REQUIREMENT: Tally the lines of the material that carry the word "have". Give no more than the number.

SUPPLIED INFORMATION:
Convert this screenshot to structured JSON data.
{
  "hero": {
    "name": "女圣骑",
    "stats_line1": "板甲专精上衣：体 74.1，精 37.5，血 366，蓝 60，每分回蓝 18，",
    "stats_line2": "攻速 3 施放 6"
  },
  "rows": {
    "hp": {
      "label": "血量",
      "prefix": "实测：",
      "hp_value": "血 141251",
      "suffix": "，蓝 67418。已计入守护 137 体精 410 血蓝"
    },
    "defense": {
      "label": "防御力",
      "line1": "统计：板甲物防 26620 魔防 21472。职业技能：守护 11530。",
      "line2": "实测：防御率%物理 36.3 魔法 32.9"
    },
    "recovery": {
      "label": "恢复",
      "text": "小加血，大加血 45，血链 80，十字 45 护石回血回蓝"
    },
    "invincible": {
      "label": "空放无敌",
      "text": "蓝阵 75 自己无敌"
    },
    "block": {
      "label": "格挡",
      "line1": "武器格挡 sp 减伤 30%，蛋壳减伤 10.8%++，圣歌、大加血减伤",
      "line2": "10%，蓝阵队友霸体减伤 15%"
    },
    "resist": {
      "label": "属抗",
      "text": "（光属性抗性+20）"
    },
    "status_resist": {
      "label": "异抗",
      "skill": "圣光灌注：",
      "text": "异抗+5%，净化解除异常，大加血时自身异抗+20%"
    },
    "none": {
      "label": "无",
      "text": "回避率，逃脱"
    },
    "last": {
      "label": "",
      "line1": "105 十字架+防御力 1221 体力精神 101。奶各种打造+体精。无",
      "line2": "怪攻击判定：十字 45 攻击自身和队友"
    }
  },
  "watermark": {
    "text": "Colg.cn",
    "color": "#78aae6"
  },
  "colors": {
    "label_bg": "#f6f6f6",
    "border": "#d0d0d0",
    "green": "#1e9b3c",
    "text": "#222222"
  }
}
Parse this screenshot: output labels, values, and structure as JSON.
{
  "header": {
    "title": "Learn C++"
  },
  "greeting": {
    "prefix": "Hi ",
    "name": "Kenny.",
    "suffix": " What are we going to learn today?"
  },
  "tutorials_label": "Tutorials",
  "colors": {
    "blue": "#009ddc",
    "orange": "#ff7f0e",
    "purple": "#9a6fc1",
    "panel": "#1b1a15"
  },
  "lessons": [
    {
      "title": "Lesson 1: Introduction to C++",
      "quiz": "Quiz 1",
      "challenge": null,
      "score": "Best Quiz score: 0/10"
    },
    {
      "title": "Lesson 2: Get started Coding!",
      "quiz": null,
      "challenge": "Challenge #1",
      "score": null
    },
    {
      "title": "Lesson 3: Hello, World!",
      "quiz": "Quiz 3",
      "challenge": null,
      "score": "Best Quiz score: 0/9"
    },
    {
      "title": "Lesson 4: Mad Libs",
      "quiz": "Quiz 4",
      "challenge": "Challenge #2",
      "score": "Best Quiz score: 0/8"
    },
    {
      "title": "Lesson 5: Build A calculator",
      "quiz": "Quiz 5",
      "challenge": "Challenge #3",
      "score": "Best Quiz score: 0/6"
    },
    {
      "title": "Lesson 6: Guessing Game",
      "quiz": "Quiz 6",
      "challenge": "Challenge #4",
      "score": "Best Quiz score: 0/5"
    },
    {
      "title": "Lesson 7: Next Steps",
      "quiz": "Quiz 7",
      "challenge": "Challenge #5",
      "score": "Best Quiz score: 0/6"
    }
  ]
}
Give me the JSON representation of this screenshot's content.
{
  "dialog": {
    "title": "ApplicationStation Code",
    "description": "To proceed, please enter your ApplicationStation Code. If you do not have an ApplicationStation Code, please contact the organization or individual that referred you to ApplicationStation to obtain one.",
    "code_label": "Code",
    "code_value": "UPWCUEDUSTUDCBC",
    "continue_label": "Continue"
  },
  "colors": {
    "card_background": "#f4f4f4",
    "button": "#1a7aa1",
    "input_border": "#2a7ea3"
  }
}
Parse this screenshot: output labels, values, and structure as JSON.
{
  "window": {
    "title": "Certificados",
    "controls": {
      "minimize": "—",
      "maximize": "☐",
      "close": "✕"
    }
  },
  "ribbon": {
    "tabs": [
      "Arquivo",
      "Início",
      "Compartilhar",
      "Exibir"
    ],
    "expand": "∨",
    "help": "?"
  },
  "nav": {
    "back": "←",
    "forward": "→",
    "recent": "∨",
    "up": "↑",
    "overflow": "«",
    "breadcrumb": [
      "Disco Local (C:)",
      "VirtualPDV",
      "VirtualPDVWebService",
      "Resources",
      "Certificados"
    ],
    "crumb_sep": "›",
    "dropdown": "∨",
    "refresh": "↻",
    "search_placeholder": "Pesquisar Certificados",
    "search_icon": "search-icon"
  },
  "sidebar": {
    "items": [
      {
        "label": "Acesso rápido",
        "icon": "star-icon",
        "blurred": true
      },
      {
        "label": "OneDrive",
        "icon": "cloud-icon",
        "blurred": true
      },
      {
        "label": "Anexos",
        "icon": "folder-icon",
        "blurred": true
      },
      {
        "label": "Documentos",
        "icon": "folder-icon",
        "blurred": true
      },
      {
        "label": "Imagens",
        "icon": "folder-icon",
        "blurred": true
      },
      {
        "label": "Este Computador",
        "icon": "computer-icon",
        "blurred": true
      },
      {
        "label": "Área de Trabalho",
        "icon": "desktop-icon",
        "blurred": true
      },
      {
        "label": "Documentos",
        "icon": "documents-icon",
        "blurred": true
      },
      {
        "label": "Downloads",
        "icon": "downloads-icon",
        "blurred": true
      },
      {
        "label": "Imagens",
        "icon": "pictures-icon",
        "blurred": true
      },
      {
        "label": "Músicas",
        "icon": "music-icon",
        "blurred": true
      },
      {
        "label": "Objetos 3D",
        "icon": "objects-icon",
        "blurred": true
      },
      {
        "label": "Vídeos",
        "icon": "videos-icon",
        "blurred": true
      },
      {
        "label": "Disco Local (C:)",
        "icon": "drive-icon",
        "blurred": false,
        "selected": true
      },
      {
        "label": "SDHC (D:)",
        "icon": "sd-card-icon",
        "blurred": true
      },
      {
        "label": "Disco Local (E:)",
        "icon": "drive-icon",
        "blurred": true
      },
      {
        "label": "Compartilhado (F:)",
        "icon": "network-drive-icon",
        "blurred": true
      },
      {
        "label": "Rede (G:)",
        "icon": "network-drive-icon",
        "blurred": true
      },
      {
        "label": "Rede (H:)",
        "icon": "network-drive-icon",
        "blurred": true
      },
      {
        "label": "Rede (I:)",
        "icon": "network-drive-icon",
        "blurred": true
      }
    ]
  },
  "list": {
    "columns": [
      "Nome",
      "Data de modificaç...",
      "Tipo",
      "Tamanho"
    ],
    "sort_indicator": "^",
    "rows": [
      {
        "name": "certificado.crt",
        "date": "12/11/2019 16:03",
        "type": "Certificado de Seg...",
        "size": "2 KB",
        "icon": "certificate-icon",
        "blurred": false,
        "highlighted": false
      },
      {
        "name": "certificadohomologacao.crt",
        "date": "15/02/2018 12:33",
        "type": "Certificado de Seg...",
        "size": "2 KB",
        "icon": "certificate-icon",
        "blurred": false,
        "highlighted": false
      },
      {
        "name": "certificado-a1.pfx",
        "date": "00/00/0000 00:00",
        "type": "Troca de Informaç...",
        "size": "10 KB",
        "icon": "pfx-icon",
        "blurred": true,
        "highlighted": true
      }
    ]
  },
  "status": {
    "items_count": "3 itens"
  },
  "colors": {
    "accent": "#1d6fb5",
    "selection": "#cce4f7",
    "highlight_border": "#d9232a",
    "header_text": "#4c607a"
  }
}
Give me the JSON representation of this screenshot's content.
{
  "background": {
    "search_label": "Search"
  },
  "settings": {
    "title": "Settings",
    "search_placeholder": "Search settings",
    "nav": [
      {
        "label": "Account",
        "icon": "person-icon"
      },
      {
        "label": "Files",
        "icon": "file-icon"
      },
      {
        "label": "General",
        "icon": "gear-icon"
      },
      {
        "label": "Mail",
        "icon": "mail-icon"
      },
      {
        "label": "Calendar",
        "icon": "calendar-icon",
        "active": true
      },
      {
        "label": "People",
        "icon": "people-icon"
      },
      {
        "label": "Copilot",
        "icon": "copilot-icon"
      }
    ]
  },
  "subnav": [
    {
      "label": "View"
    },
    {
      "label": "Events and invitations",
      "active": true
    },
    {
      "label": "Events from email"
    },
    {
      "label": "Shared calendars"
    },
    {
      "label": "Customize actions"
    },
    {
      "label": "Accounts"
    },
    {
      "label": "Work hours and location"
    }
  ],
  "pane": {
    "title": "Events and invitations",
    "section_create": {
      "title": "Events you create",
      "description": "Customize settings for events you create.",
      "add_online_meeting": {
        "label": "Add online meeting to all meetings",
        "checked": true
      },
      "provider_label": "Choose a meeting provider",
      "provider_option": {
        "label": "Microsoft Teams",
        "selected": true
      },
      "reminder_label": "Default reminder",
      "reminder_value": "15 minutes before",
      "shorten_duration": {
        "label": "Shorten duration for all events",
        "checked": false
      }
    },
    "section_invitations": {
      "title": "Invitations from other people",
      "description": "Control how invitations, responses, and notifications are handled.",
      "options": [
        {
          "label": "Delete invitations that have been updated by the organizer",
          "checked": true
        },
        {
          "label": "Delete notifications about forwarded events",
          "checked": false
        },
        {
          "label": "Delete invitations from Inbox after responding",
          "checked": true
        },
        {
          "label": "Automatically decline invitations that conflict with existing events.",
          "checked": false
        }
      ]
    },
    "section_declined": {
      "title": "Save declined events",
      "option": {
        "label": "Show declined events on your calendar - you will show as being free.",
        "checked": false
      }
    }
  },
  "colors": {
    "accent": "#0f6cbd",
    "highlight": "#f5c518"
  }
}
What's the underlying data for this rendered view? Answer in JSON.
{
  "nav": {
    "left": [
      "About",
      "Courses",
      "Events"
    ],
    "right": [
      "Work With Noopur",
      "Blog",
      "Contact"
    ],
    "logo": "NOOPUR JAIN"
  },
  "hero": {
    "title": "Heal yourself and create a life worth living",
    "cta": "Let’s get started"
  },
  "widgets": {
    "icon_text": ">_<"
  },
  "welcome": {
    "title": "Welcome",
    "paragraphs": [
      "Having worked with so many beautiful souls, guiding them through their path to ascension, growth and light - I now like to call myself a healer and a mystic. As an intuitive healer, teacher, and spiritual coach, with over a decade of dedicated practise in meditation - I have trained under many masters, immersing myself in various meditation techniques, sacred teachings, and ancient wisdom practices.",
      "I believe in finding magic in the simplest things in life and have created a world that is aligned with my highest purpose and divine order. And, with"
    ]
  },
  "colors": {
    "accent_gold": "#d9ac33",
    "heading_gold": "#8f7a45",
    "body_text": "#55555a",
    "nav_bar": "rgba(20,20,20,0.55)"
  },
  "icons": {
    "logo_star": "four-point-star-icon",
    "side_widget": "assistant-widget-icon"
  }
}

RESULT OF THIS TASK: 4